Damnation: Hell Breaks Loose

Helpful Hints ... and more...

There aren't a lot of tactics involved where the enemy AI is concerned - once they spot you, it's mostly a mad dash towards you to bash your brains out. The more interesting fights come where the level designers have placed rifle wielding baddies on high ground and a few grunts to keep you hopping down below. There are only a handful of ambushes... something I'd like to see a bit more of. One part I really enjoyed was sneaking up on your unsuspecting victims to overhear their sometimes humorous (and colorful) conversations before I laid waste to them. It adds a bit of polish and personalization to the overall experience. In some cases, you are presented with the opportunity to sneak past the otherwise occupied soldiers and prisoners to continue your quest in peace. In all cases, strategic Spirit Walking adds a great dimension to the game.

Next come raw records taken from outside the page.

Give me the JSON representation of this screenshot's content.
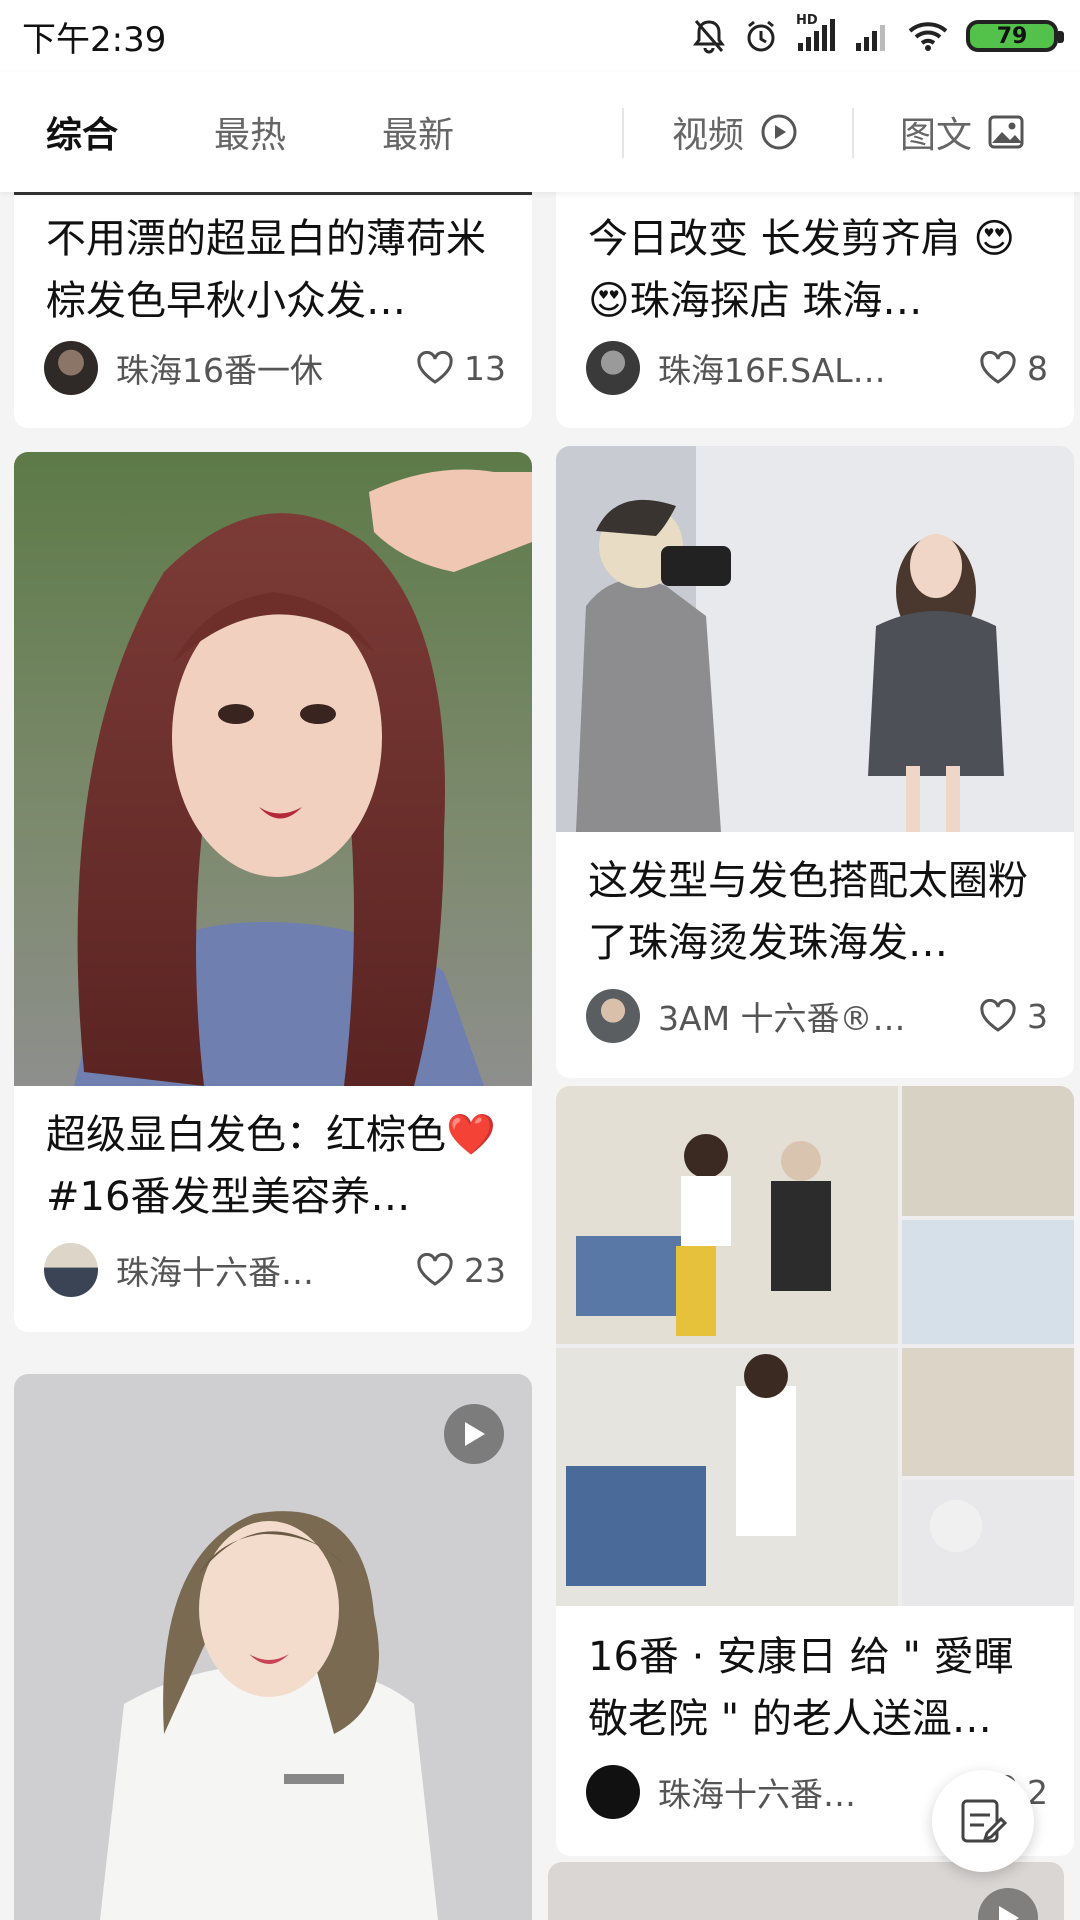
{
  "status": {
    "time": "下午2:39",
    "battery": "79",
    "hd": "HD"
  },
  "tabs": {
    "comprehensive": "综合",
    "hottest": "最热",
    "newest": "最新",
    "video": "视频",
    "text_image": "图文"
  },
  "cards": {
    "c1": {
      "title": "不用漂的超显白的薄荷米棕发色早秋小众发…",
      "author": "珠海16番一休",
      "likes": "13"
    },
    "c2": {
      "title": "今日改变 长发剪齐肩 😍😍珠海探店 珠海…",
      "author": "珠海16F.SAL…",
      "likes": "8"
    },
    "c3": {
      "title": "超级显白发色：红棕色❤️ #16番发型美容养…",
      "author": "珠海十六番…",
      "likes": "23"
    },
    "c4": {
      "title": "这发型与发色搭配太圈粉了珠海烫发珠海发…",
      "author": "3AM 十六番®…",
      "likes": "3"
    },
    "c5": {
      "title": "16番 · 安康日 给 \" 愛暉敬老院 \" 的老人送溫…",
      "author": "珠海十六番…",
      "likes": "2"
    }
  },
  "icons": {
    "mute": "bell-off-icon",
    "alarm": "alarm-icon",
    "signal": "signal-icon",
    "wifi": "wifi-icon",
    "video": "play-circle-icon",
    "image": "image-icon",
    "heart": "heart-outline-icon",
    "compose": "compose-icon"
  },
  "colors": {
    "battery": "#52c24a",
    "title": "#111111",
    "meta": "#555555"
  }
}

The enemy models are a mixed bag. They move a little jerkily, but are detailed, though a tad crude. The Automen, the robots manufactured for the war, are very creatively envisioned. I love the low-tech and the flapping vents that mimic a heart beat.

The level design is mostly very good. It is almost always clear where you are to go next and the pre-level "fly-throughs" help quite a bit in this department. In some cases, you are presented with a pop-up tip to introduce a new type of puzzle. There isn't a great variety in design - it's mostly wood, steel, and rock with evening skyboxes and fall foliage scattered about. What does make the levels interesting are the locations - high atop ridges, on top of a prison wall, underground caverns, and in junk-littered clearings. The ability to see "next-level" landmarks from your current level's skybox gives the game a real sense of continuity and lends a touch of professionalism.

Throughout your mission you will encounter a number of different objectives to accomplish. Sure, there's a lot of flipping switches, but at least the puzzles are varied. Mostly you'll be using third person to accomplish the puzzles and to navigate as your field of vision is much greater than in weapons mode. Only a few of the puzzles were very difficult, something I'd like to see expanded upon in the full version.

What is all of this talk about "full version" you say? Well, Damnation is essentially a demo for a full game - and as such it falls short as a full modification. It's short and sweet with an "ending" that hints at even more interesting twists. A few hours of singleplayer fun is what you'll get here. The Blue Omega team is, understandably, using the Make Something Unreal Contest to get its foot into the videogame industry. I'd say they're off to a good start. There's some polishing to do - I'd like to see a greater variety in enemy combatant models, several more weapons, a little more variety in level design, and a few more scripted events. Basically, what I'm saying is that I want more. But that's more or less what they were out to do, isn't it?

As an Unreal Tournament 2004 modification, I can't help but recommend that you immediately download Damnation. Understand that you are getting a singleplayer alpha demo of a full game - albeit a very promising and entertaining one. There's really nothing else like it.